Polycythemia vera (PV) and essential thrombocythemia (ET) are chronic myeloproliferative disorders that may progress to acute leukemia in a subset of patients. This study aimed at investigating the genetic lesions associated with the blastic transformation of PV and ET. A panel of PV and ET cases at different stages of disease was analyzed for the presence of genetic alterations of TP53, NRAS, KRAS, and MDM2 by a combination of mutational analysis and Southern blot hybridization. The occurrence of microsatellite instability (MSI) was also tested in selected cases. Samples of PV and ET analyzed in chronic phase disease were consistently devoid of all genetic lesions tested, suggesting that alterations of TP53, NRAS, KRAS, and MDM2 do not contribute significantly to development of chronic phase PV and ET. Conversely, mutations of TP53 were detected in 7/15 (46.6%) blastic phase cases, including 3/5 PV and 4/10 ET. In blastic phase patients for whom the corresponding chronic phase DNA was also available, it could be documented that the genetic lesion had arisen at the time of blastic transformation.

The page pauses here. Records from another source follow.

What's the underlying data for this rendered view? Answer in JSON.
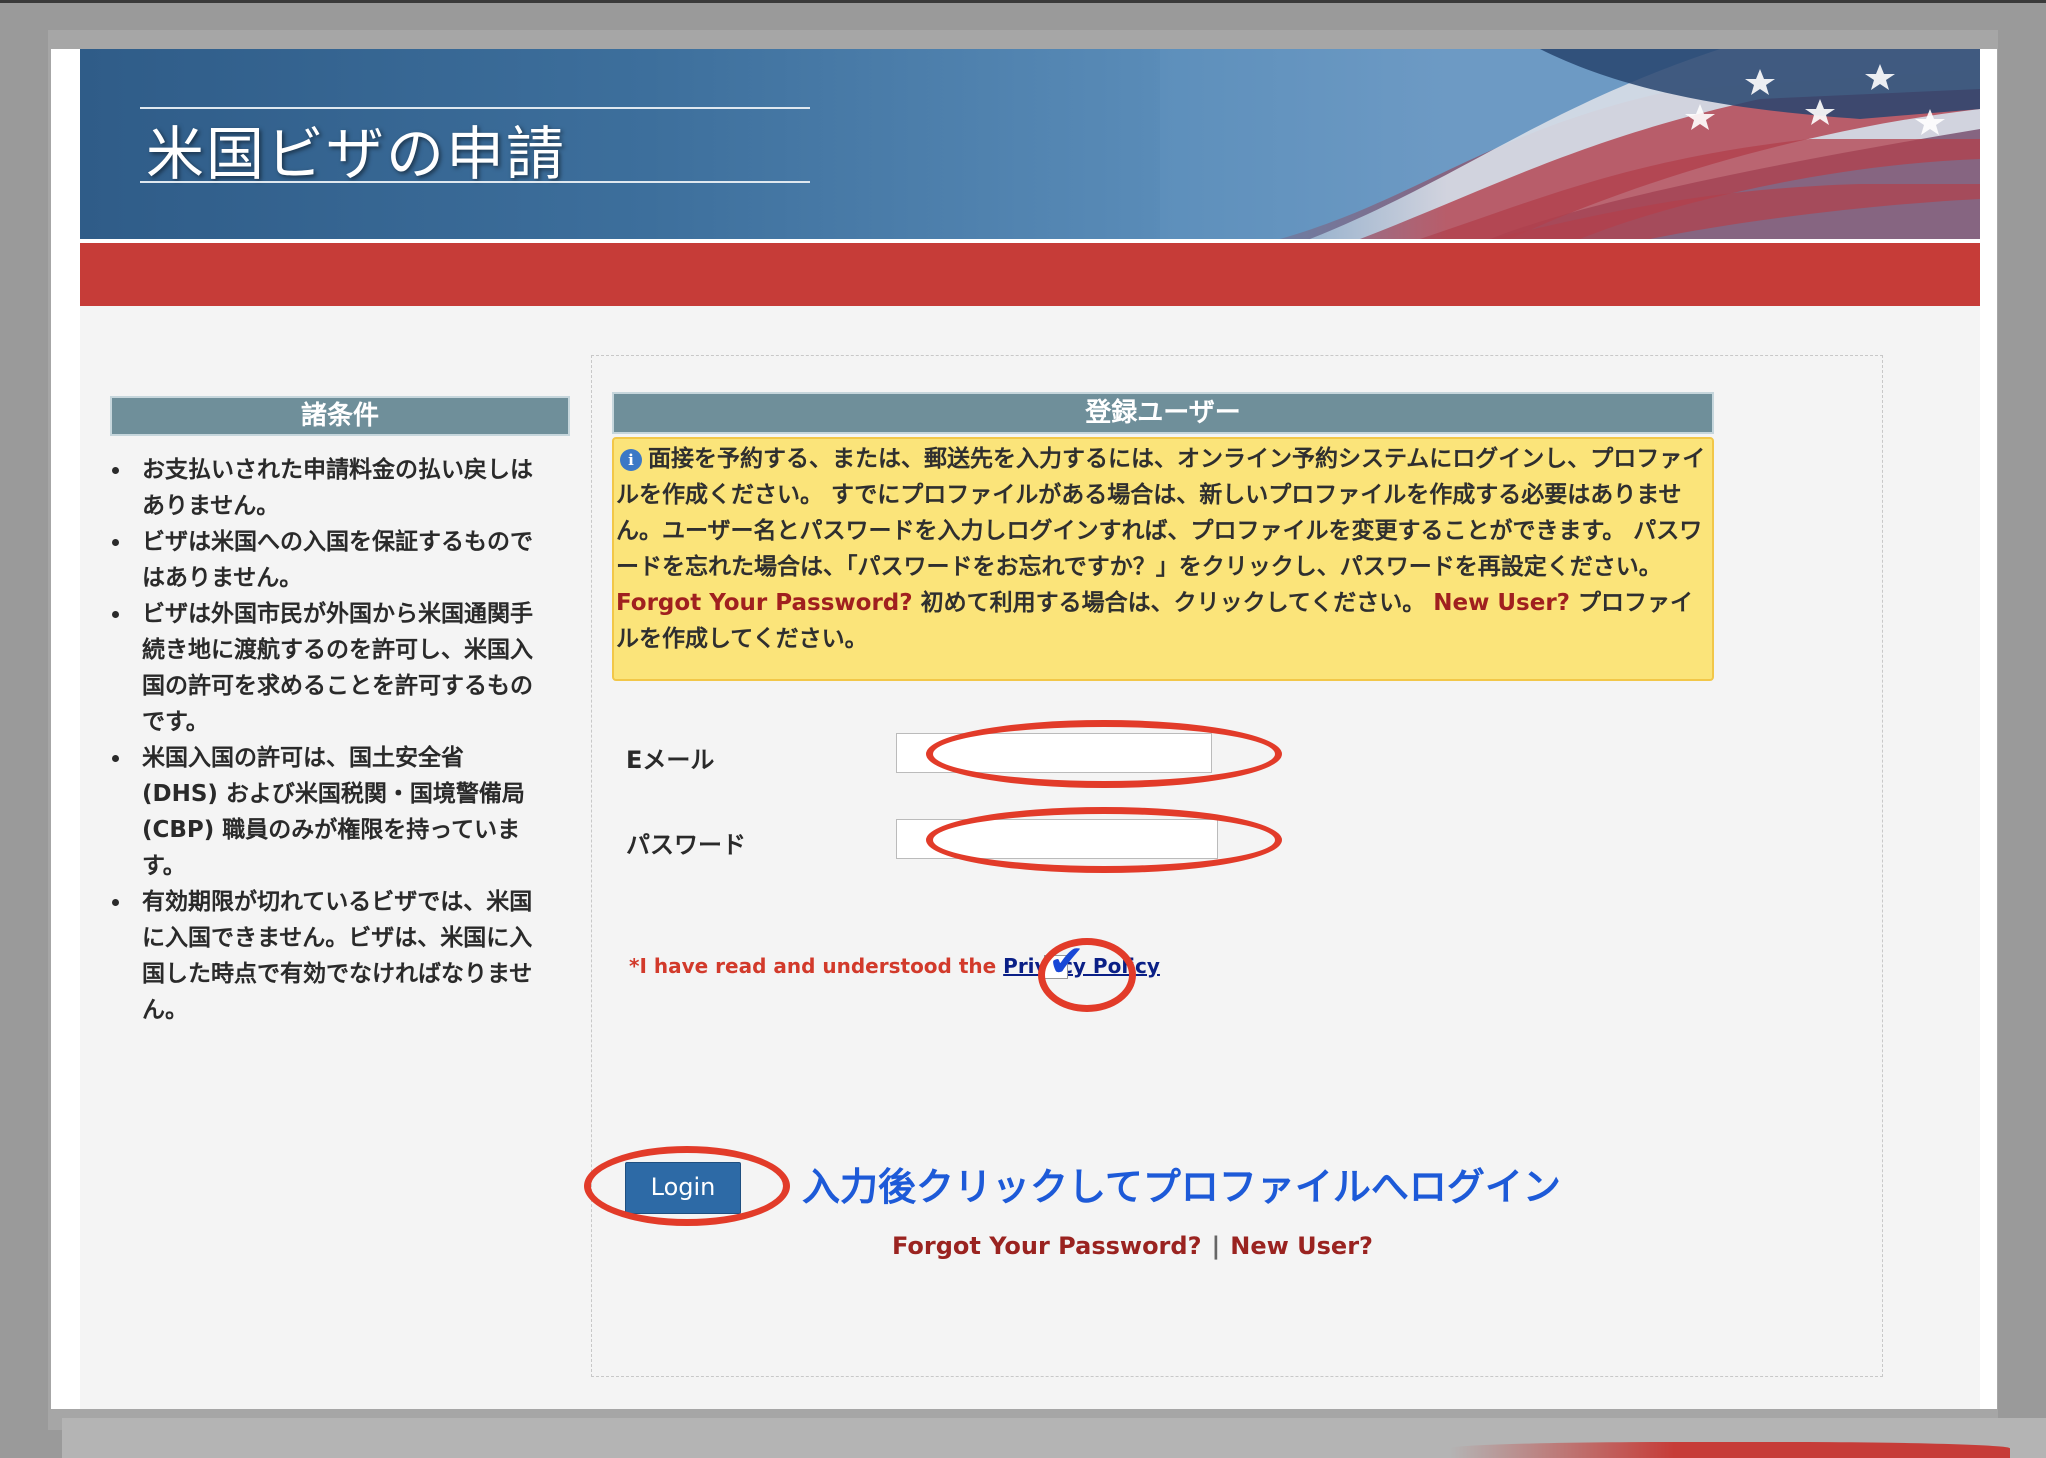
{
  "header": {
    "title": "米国ビザの申請"
  },
  "sidebar": {
    "heading": "諸条件",
    "items": [
      "お支払いされた申請料金の払い戻しはありません。",
      "ビザは米国への入国を保証するものではありません。",
      "ビザは外国市民が外国から米国通関手続き地に渡航するのを許可し、米国入国の許可を求めることを許可するものです。",
      "米国入国の許可は、国土安全省 (DHS) および米国税関・国境警備局 (CBP) 職員のみが権限を持っています。",
      "有効期限が切れているビザでは、米国に入国できません。ビザは、米国に入国した時点で有効でなければなりません。"
    ]
  },
  "main": {
    "heading": "登録ユーザー",
    "info": {
      "icon": "info-icon",
      "text1": "面接を予約する、または、郵送先を入力するには、オンライン予約システムにログインし、プロファイルを作成ください。 すでにプロファイルがある場合は、新しいプロファイルを作成する必要はありません。ユーザー名とパスワードを入力しログインすれば、プロファイルを変更することができます。 パスワードを忘れた場合は、「パスワードをお忘れですか？」をクリックし、パスワードを再設定ください。 ",
      "link1": "Forgot Your Password?",
      "text2": " 初めて利用する場合は、クリックしてください。 ",
      "link2": "New User?",
      "text3": " プロファイルを作成してください。"
    },
    "email_label": "Eメール",
    "email_value": "",
    "password_label": "パスワード",
    "password_value": "",
    "privacy_prefix": "*I have read and understood the ",
    "privacy_link": "Privacy Policy",
    "check_mark": "✔",
    "login_label": "Login",
    "annotation": "入力後クリックしてプロファイルへログイン",
    "forgot_link": "Forgot Your Password?",
    "separator": "|",
    "new_user_link": "New User?"
  },
  "colors": {
    "accent_red": "#c63c38",
    "section_header": "#6f8f9a",
    "info_bg": "#fbe47a",
    "annotation_blue": "#1d5ad8",
    "annotation_ellipse": "#e23b29"
  }
}
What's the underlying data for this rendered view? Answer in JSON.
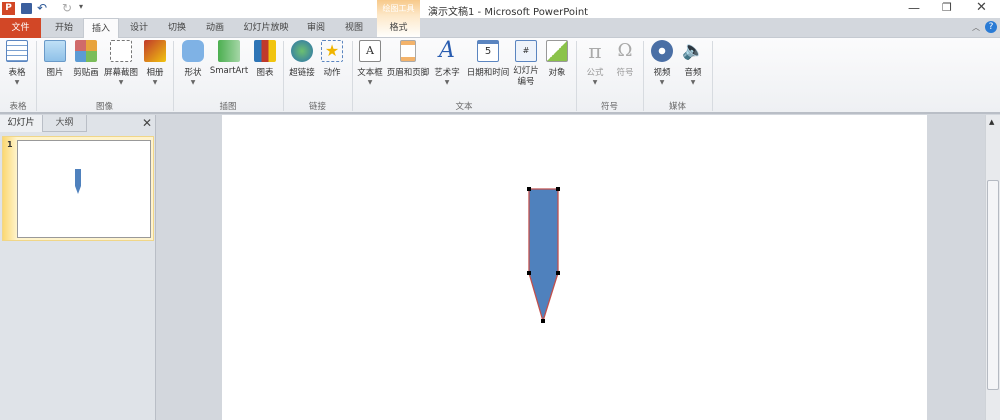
{
  "window": {
    "title": "演示文稿1 - Microsoft PowerPoint",
    "context_tab_group": "绘图工具"
  },
  "tabs": [
    "文件",
    "开始",
    "插入",
    "设计",
    "切换",
    "动画",
    "幻灯片放映",
    "审阅",
    "视图",
    "格式"
  ],
  "ribbon": {
    "buttons": [
      "表格",
      "图片",
      "剪贴画",
      "屏幕截图",
      "相册",
      "形状",
      "SmartArt",
      "图表",
      "超链接",
      "动作",
      "文本框",
      "页眉和页脚",
      "艺术字",
      "日期和时间",
      "幻灯片编号",
      "对象",
      "公式",
      "符号",
      "视频",
      "音频"
    ],
    "groups": [
      "表格",
      "图像",
      "插图",
      "链接",
      "文本",
      "符号",
      "媒体"
    ]
  },
  "panel": {
    "tabs": [
      "幻灯片",
      "大纲"
    ],
    "slide_number": "1"
  },
  "colors": {
    "shape_fill": "#4f81bd",
    "shape_stroke": "#c0504d",
    "file_tab": "#d24726"
  }
}
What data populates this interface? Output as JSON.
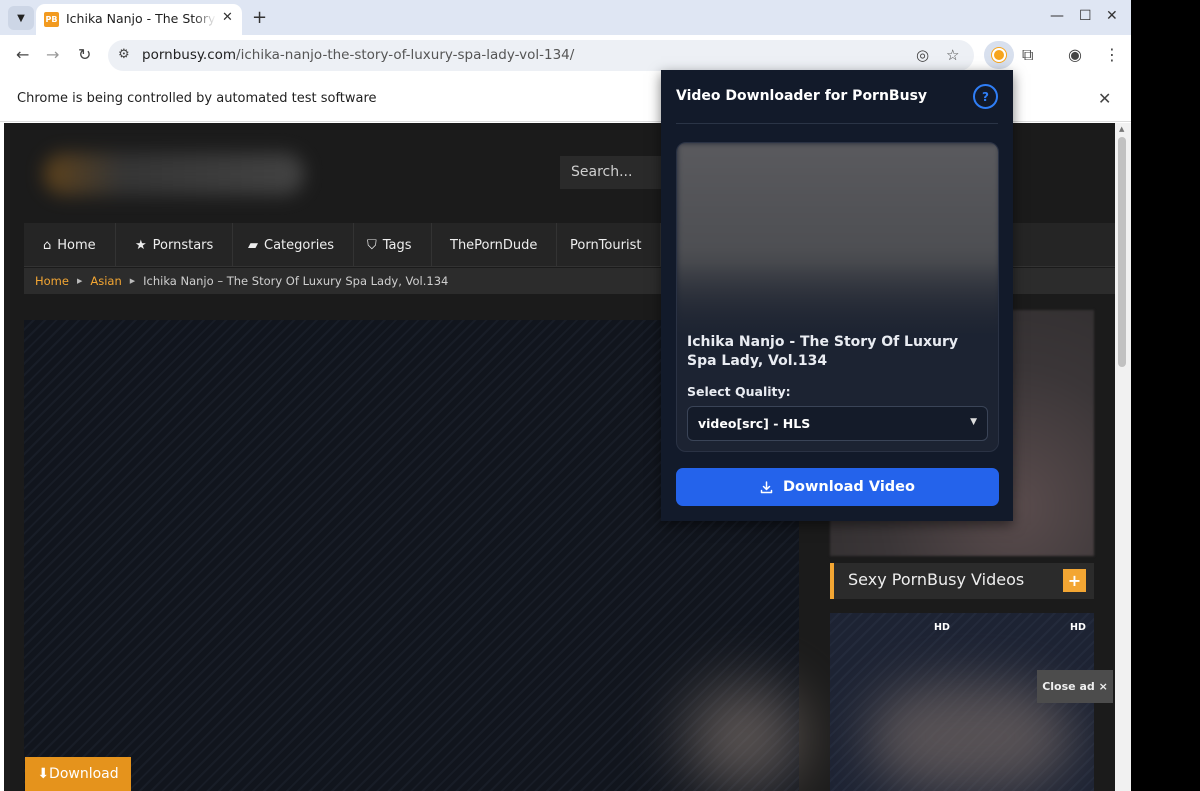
{
  "browser": {
    "tab_title": "Ichika Nanjo - The Story Of Luxury Spa Lady, Vol.134",
    "favicon_text": "PB",
    "url_host": "pornbusy.com",
    "url_path": "/ichika-nanjo-the-story-of-luxury-spa-lady-vol-134/",
    "infobar_text": "Chrome is being controlled by automated test software"
  },
  "site": {
    "search_placeholder": "Search...",
    "nav": [
      "Home",
      "Pornstars",
      "Categories",
      "Tags",
      "ThePornDude",
      "PornTourist"
    ],
    "breadcrumb": {
      "home": "Home",
      "category": "Asian",
      "current": "Ichika Nanjo – The Story Of Luxury Spa Lady, Vol.134"
    },
    "download_button": "⬇Download",
    "sidebar_title": "Sexy PornBusy Videos",
    "sidebar_plus": "+",
    "hd_badge": "HD",
    "close_ad": "Close ad ×"
  },
  "popup": {
    "title": "Video Downloader for PornBusy",
    "help": "?",
    "video_title": "Ichika Nanjo - The Story Of Luxury Spa Lady, Vol.134",
    "quality_label": "Select Quality:",
    "quality_selected": "video[src] - HLS",
    "download_label": "Download Video"
  },
  "colors": {
    "accent": "#f3a633",
    "popup_bg": "#121a2a",
    "primary_button": "#2463eb"
  }
}
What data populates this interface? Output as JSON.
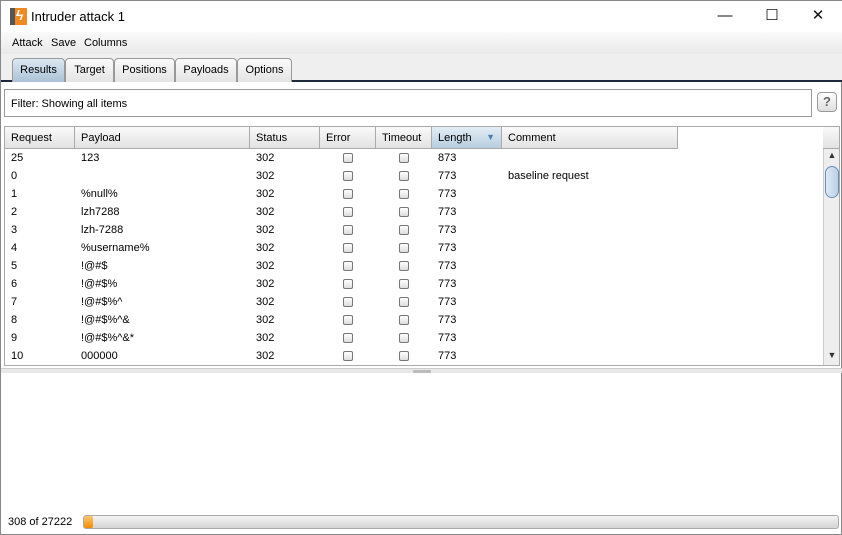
{
  "window": {
    "title": "Intruder attack 1",
    "minimize": "—",
    "maximize": "☐",
    "close": "✕"
  },
  "menu": [
    "Attack",
    "Save",
    "Columns"
  ],
  "tabs": [
    {
      "label": "Results",
      "active": true
    },
    {
      "label": "Target"
    },
    {
      "label": "Positions"
    },
    {
      "label": "Payloads"
    },
    {
      "label": "Options"
    }
  ],
  "filter": {
    "text": "Filter:  Showing all items",
    "help": "?"
  },
  "table": {
    "columns": [
      "Request",
      "Payload",
      "Status",
      "Error",
      "Timeout",
      "Length",
      "Comment"
    ],
    "sorted_column": "Length",
    "sort_direction": "descending",
    "rows": [
      {
        "request": "25",
        "payload": "123",
        "status": "302",
        "error": false,
        "timeout": false,
        "length": "873",
        "comment": ""
      },
      {
        "request": "0",
        "payload": "",
        "status": "302",
        "error": false,
        "timeout": false,
        "length": "773",
        "comment": "baseline request"
      },
      {
        "request": "1",
        "payload": "%null%",
        "status": "302",
        "error": false,
        "timeout": false,
        "length": "773",
        "comment": ""
      },
      {
        "request": "2",
        "payload": "lzh7288",
        "status": "302",
        "error": false,
        "timeout": false,
        "length": "773",
        "comment": ""
      },
      {
        "request": "3",
        "payload": "lzh-7288",
        "status": "302",
        "error": false,
        "timeout": false,
        "length": "773",
        "comment": ""
      },
      {
        "request": "4",
        "payload": "%username%",
        "status": "302",
        "error": false,
        "timeout": false,
        "length": "773",
        "comment": ""
      },
      {
        "request": "5",
        "payload": "!@#$",
        "status": "302",
        "error": false,
        "timeout": false,
        "length": "773",
        "comment": ""
      },
      {
        "request": "6",
        "payload": "!@#$%",
        "status": "302",
        "error": false,
        "timeout": false,
        "length": "773",
        "comment": ""
      },
      {
        "request": "7",
        "payload": "!@#$%^",
        "status": "302",
        "error": false,
        "timeout": false,
        "length": "773",
        "comment": ""
      },
      {
        "request": "8",
        "payload": "!@#$%^&",
        "status": "302",
        "error": false,
        "timeout": false,
        "length": "773",
        "comment": ""
      },
      {
        "request": "9",
        "payload": "!@#$%^&*",
        "status": "302",
        "error": false,
        "timeout": false,
        "length": "773",
        "comment": ""
      },
      {
        "request": "10",
        "payload": "000000",
        "status": "302",
        "error": false,
        "timeout": false,
        "length": "773",
        "comment": ""
      }
    ]
  },
  "progress": {
    "text": "308 of 27222",
    "completed": 308,
    "total": 27222,
    "color": "#f08c00"
  }
}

In addition to TP53 mutations, cases of blastic phase PV and ET occasionally harbored mutations of NRAS (one case of blastic phase ET) or displayed MSI (one case of blastic phase PV). These data indicate that inactivation of TP53 is a relatively frequent event associated with the blastic transformation of PV and ET and may be responsible for the tumor progression of these disorders.
|Number of pages||6|
|Journal||Genes Chromosomes and Cancer|
|Publication status||Published - Aug 1997|
ASJC Scopus subject areas
- Cancer Research